Gillard says of Rudd in early 2010: “My sense of him at that point was that he was spent in a physical and psychological sense”. Rudd replies: “If that was a serious view on Julia’s part at the time, then she would’ve had an obligation to go to the national security committee of the cabinet and put it forward”. And on it goes.
Those remembering this pair in their halcyon days are now seeing, under the harsh spotlight of skilled television interviewing, their characters stripped bare, their flaws raw and exposed. There is no winner.
Former minister Greg Combet told the program: “If anything this tragedy of Labor in this period is about that, you know, the humanity of it, the poor judgements that are made, the ambitions, the egos … and the darker arts that some people are drawn to, the backgrounding, the leaking and the backstabbing”.
Combet, worn down and in poor health, retired at the 2013 election. It was a loss to Labor and the parliament, a premature departure by someone acknowledged across the spectrum as having performed well.
Some years into the future, the ABC will do another series – one about the Abbott government.
We can’t know the detail or timing; we don’t know whether that government will prosper or crash.

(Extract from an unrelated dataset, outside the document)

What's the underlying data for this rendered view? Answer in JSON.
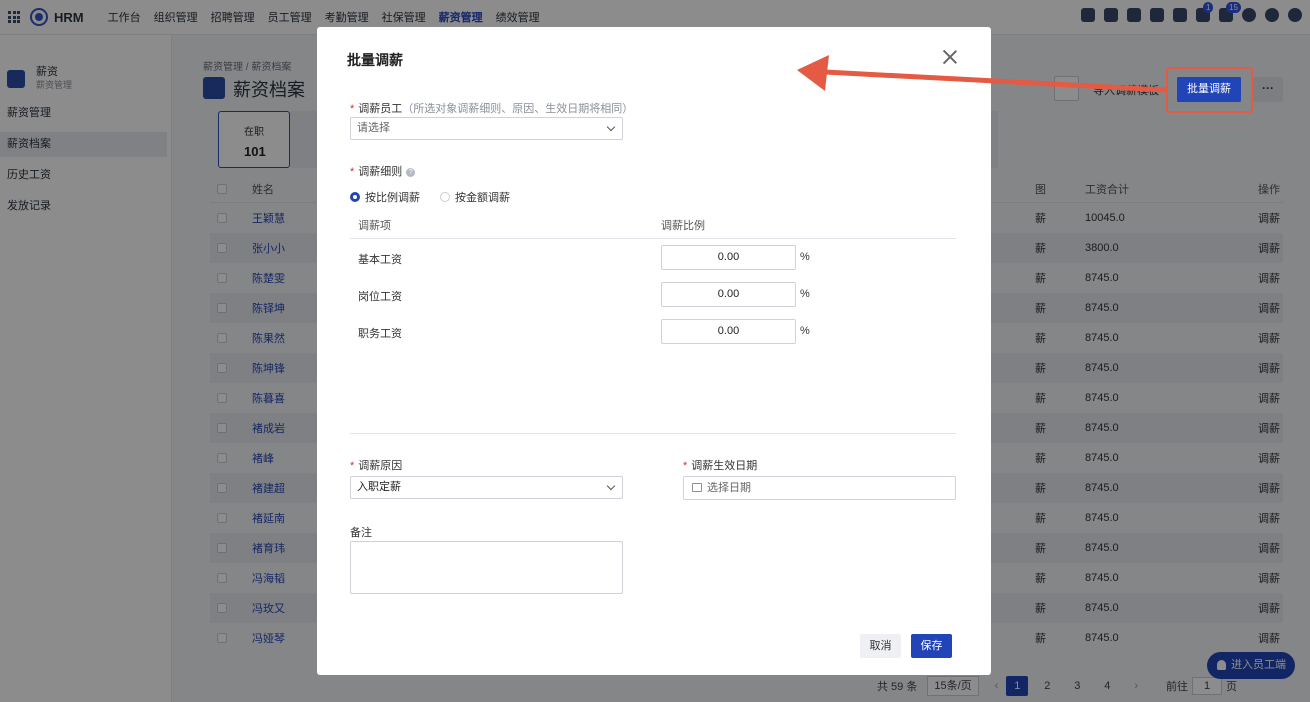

But we’ve seen its style so far, and it is not one that has made the public think better of politicians. It has been notable for the trashing of trust with broken promises, wilful misrepresentations when convenient, and an us-versus-them mentality (“them” defined very widely) that’s sharp and often vindictive.

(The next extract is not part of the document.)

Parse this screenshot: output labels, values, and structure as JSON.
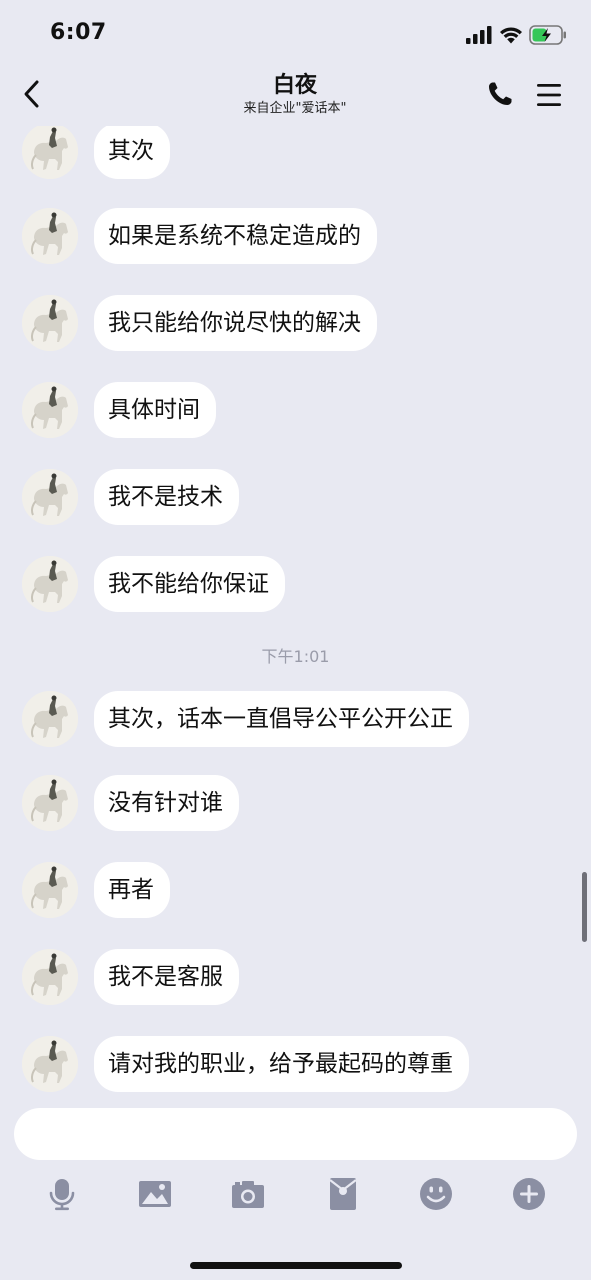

Its ruthless and expedient approach is on display as Abbott ramps up national security as an issue.
Abbott has put national security at the centre of his agenda. His government talks constantly about keeping Australians safe. Polling shows people are worried about security, and it is always naturally strong ground for the Coalition. Abbott judges it can be made even better politically if only he can shake off Bill Shorten’s desire to stay close.
Abbott would like nothing better than a partisan fight over his proposed legislation to strip citizenship from dual nationals associated with terrorism, as is clear from the question time briefing note that was leaked this week.
There are real arguments to be had about issues of security, and perhaps some aspects should provoke partisan debate. But to cynically hope to exploit national security, and community fears, as a tactical weapon undermines the pursuit of good policy. The tactic brings discredit on those who use it. Not that they give a damn if it works.